▸ **Task requirements**:
All of the data, except its images, should be set down exactly as it appears.

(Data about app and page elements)
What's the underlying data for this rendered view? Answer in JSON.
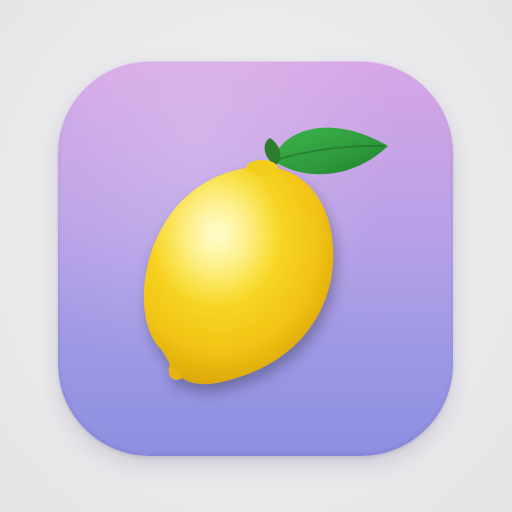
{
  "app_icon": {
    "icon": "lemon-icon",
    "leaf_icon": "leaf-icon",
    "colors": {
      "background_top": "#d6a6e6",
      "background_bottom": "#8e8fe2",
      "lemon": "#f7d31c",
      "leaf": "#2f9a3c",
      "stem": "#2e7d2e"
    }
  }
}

▸ **Solved exercise**:
What's the underlying data for this rendered view? Answer in JSON.
{
  "app_icon": {
    "icon": "lemon-icon",
    "leaf_icon": "leaf-icon",
    "colors": {
      "background_top": "#d6a6e6",
      "background_bottom": "#8e8fe2",
      "lemon": "#f7d31c",
      "leaf": "#2f9a3c",
      "stem": "#2e7d2e"
    }
  }
}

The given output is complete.